dystrophy are chancy. Perhaps a more conservative game
plan would be a better choice.
|Private practice physical therapy is no walk in the park, and
the past couple of years have not proven kind to it. This
piece appears as it happened one day. I don't think I could
have invented it.
|When something is finally named in a certain way, our understanding
of it and the control we can exert is altered, almost magically.
This essay defines the difference between nominal and essential
diagnoses, and explains how naming what we treat can make all the
|The First Door:
|How do you begin care? This essay offers a way of considering
the patient before therapeutic handling can start.
|Tributary - Part I:
|Which parts of you are like a river? Gaining access manually
to things that flow deep within our patients can be tricky,
but understanding the nature of the surface may help. Let's
start floating here, and dive a little deeper in Part II.
|Tributary - Part II:
|In Part I, the river we need to affect is described. This is
about how to get there.
|The Ignorance of Jed:
|So, you thought that comedy re-runs had nothing to teach us? Not! Come and
listen to my story 'bout a man named Jed, and discover the possibilities of
reflexive effect in manual care.
|Ask anyone over the age of 75 who Floyd Collins was and
they'll probably know. The rest of us are too young. But Floyd's
predicament remains as compelling today, and I think we can connect
it to the difficult moments we all know when treating nervous
|Think that the national obsession with
appearance is something new? This might surprise you.
|Adaptive Potential; A New Concept in
Pain of Mechanical Origin|
||Sometimes measuring range of motion doesn't help us account for our
patient's pain, or lack of it for that matter. Consider this category
of function the next time what you see and what you hear don't match
|As Two Rivers Meet; Some Thoughts on Manual Care|
||This begins with a few lines from a William Stafford poem about
palmistry and meanders through the issues of reflexive effect,
the fractal nature of the skin and the cellular response to touch.|
|The Nonlinear Being|
||Two essays about the significance of chaos in human physiology
and the clinical implications of fractals in anatomy.|
|Moving With Sound Alone; The Use of Poetics in Manual Care|
||Finding a way to speak simply and effectively about the internal
processes that touch may produce or enhance is probably the most
difficult skill any caregiver seeks to acquire. This is a brief

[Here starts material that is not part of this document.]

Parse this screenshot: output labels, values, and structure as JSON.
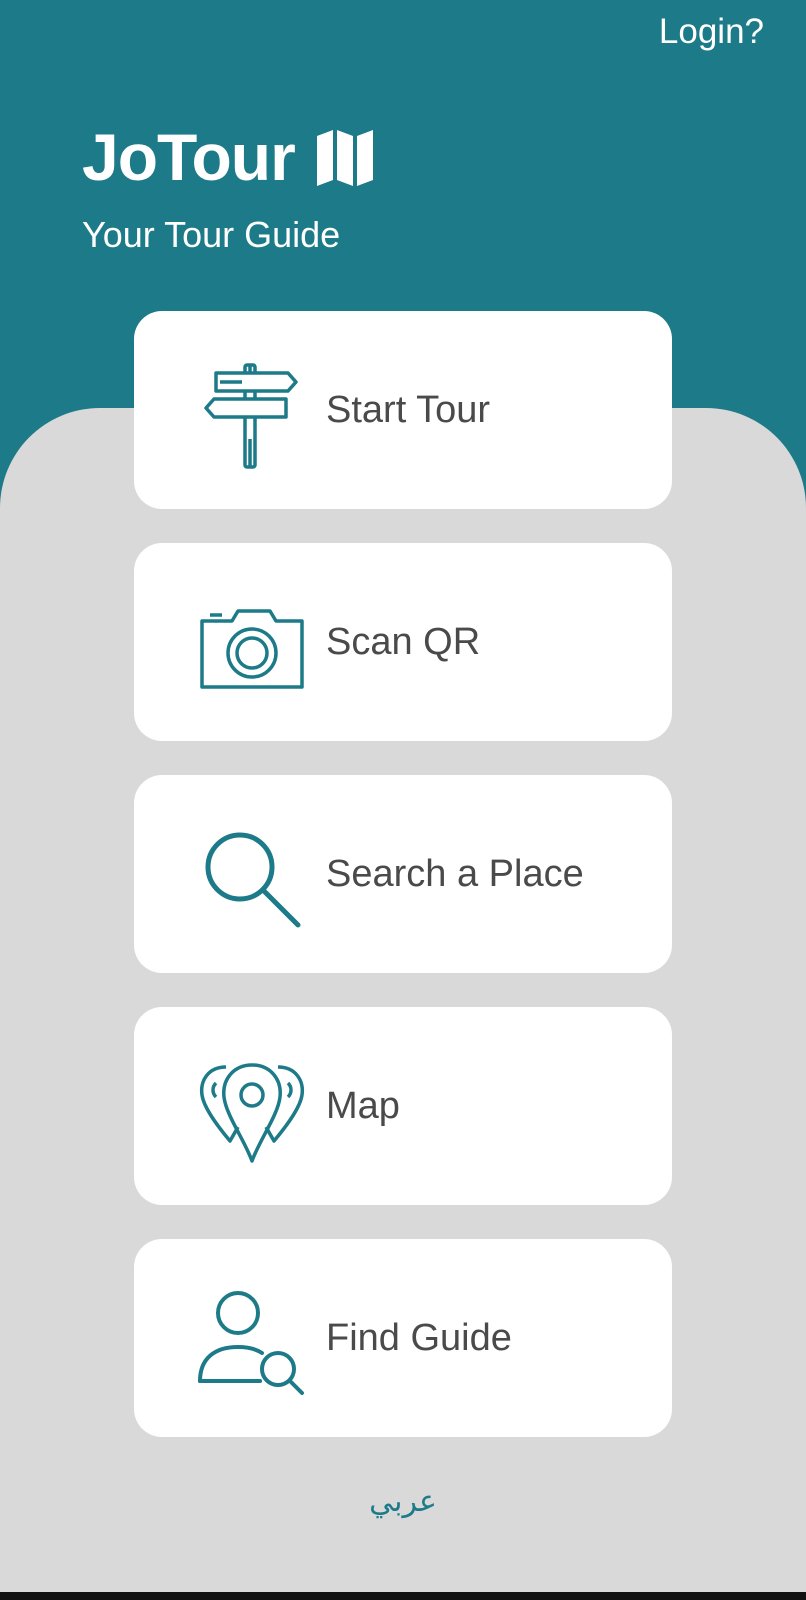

essay about my personal experience with The National Association for Poetry Therapy and how it has affected my practice.|
||I've been writing and publishing steadily for years now. Take a look
and see if any titles interest you. You can obtain free copies of
whatever you'd like by sending a request along with your regular address
to my email.|